Who gets this?
# Up to 22%, or 1 in 5 women, suffer from acne in adulthood compared to 3% of men.
Persistent acne starts in the teens and continues into adulthood. Most adults have this type.
Late onset acne happens when a person gets acne for the first time as an adult. This form is less common.
Appears most often along the jawline, on the chin and neck. May appear on the forehead, cheeks, back and chest. (Image courtesy Dr. Ben Barankin)
- Can last for many years, even decades
- Is generally mild to moderate in severity
- Can be difficult to treat, stubbornly recurring after several courses of treatment
- Often has an underlying hormonal cause. Birth control pills containing hormones, namely estrogen, can help to bring acne under control.
- More likely for those with a strong family history of acne.
- Causes frustration, emotional distress and can lead to anxiety and depression
Hormones appear to play a leading role in adult acne in women and explain why this condition flares up when hormone levels fluctuate.
Acne outbreaks tend to happen around menstrual periods or during pregnancy. Hormones stimulate the oil glands in the skin.
May be seen in women after stopping birth control pills.
Genes – about 50% of adult acne sufferers have a close family relative with adult acne.
Medications such as steroids and those containing lithium can cause acne in adults.
Because adult acne appears most often on the face, lasts for years and may leave permanent scarring and dark marks, there are often significant emotional effects for sufferers.
In one study of adult women with more serious acne:
- many reported feeling frustrated, embarrassed, self-conscious, less confident and less attractive.
- about half had symptoms of mild to moderate depression and anxiety.
- more than 40% reported acne impacted their ability to concentrate on work or school.
Determine if you need medical help and follow medical treatment regimens completely. Learn about Treatment options for mild, moderate or severe acne.
- Don’t pick or squeeze spots – this injures the skin and raises the risk of scarring or dark marks after healing.

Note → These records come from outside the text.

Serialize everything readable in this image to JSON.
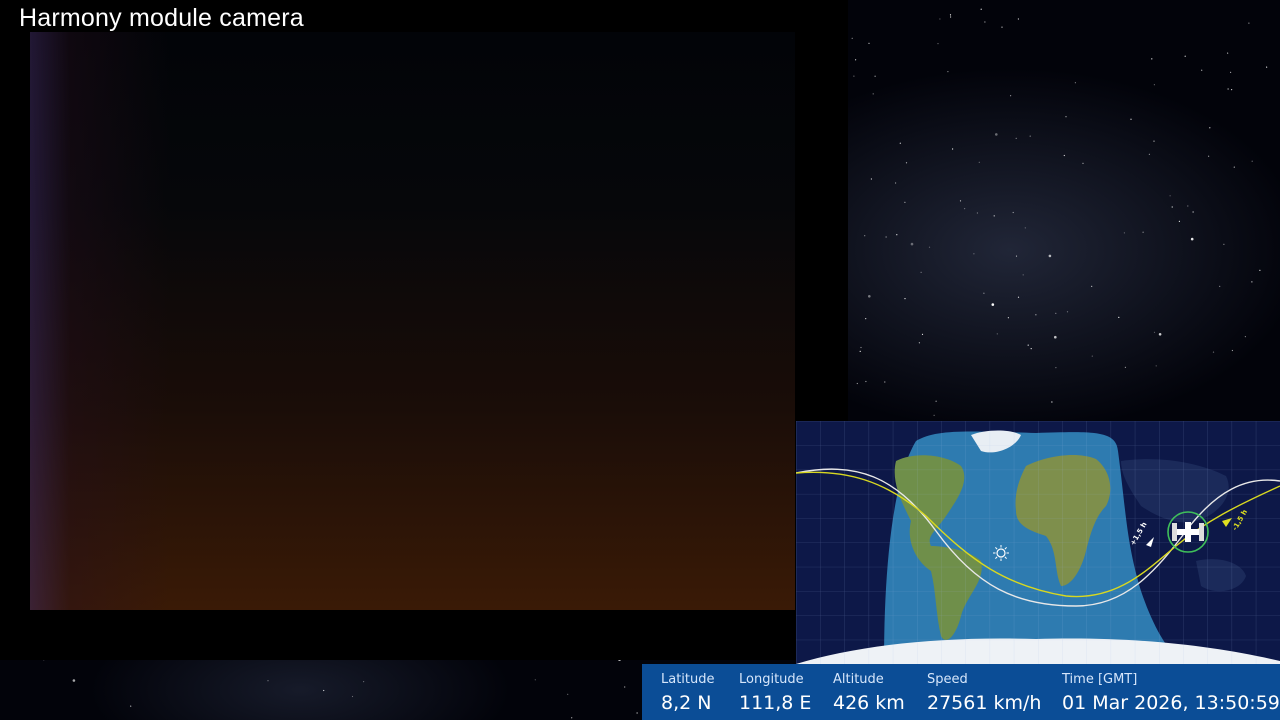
{
  "camera": {
    "title": "Harmony module camera"
  },
  "map": {
    "track_labels": [
      "+1,5 h",
      "-1,5 h"
    ],
    "colors": {
      "night": "#0d1848",
      "ocean": "#2e7bb0",
      "land": "#6f8f4a",
      "past_track": "#e8e8e8",
      "future_track": "#d8d820",
      "station_ring": "#3fbf5a"
    }
  },
  "telemetry": {
    "items": [
      {
        "label": "Latitude",
        "value": "8,2 N"
      },
      {
        "label": "Longitude",
        "value": "111,8 E"
      },
      {
        "label": "Altitude",
        "value": "426 km"
      },
      {
        "label": "Speed",
        "value": "27561 km/h"
      },
      {
        "label": "Time [GMT]",
        "value": "01 Mar 2026, 13:50:59"
      }
    ],
    "colors": {
      "background": "#0b4d96",
      "label": "#d6e6fb",
      "value": "#ffffff"
    }
  }
}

- Use gentle skin care products and don’t over-cleanse or over-scrub/exfoliate.
What’s holding you back?
Myths that some women with acne believe:
You just have to wait until acne goes away: 38%
Eating chocolate gives you acne: 36%
You should wash your face 4 times a day: 27%
You can treat acne by popping pimples: 22%
Adults do not get acne: 11%